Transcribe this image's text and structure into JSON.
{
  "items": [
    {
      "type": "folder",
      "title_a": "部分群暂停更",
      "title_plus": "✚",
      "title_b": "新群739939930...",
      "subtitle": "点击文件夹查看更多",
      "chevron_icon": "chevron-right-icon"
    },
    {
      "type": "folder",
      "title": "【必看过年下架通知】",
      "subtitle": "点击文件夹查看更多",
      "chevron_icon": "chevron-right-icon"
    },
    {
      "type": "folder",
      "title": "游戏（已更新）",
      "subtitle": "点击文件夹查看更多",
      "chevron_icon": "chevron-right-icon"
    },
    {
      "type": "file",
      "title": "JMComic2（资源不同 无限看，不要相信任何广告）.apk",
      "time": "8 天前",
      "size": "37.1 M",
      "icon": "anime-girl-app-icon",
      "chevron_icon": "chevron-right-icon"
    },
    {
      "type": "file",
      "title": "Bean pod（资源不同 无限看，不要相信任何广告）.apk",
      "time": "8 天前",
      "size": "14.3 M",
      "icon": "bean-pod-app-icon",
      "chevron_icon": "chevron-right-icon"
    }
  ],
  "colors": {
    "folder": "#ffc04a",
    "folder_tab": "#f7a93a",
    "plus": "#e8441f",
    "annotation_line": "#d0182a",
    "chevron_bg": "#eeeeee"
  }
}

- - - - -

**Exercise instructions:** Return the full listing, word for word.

**Result of the task:**
Transcribe this image's text and structure into JSON.
{
  "items": [
    {
      "type": "folder",
      "title_a": "部分群暂停更",
      "title_plus": "✚",
      "title_b": "新群739939930...",
      "subtitle": "点击文件夹查看更多",
      "chevron_icon": "chevron-right-icon"
    },
    {
      "type": "folder",
      "title": "【必看过年下架通知】",
      "subtitle": "点击文件夹查看更多",
      "chevron_icon": "chevron-right-icon"
    },
    {
      "type": "folder",
      "title": "游戏（已更新）",
      "subtitle": "点击文件夹查看更多",
      "chevron_icon": "chevron-right-icon"
    },
    {
      "type": "file",
      "title": "JMComic2（资源不同 无限看，不要相信任何广告）.apk",
      "time": "8 天前",
      "size": "37.1 M",
      "icon": "anime-girl-app-icon",
      "chevron_icon": "chevron-right-icon"
    },
    {
      "type": "file",
      "title": "Bean pod（资源不同 无限看，不要相信任何广告）.apk",
      "time": "8 天前",
      "size": "14.3 M",
      "icon": "bean-pod-app-icon",
      "chevron_icon": "chevron-right-icon"
    }
  ],
  "colors": {
    "folder": "#ffc04a",
    "folder_tab": "#f7a93a",
    "plus": "#e8441f",
    "annotation_line": "#d0182a",
    "chevron_bg": "#eeeeee"
  }
}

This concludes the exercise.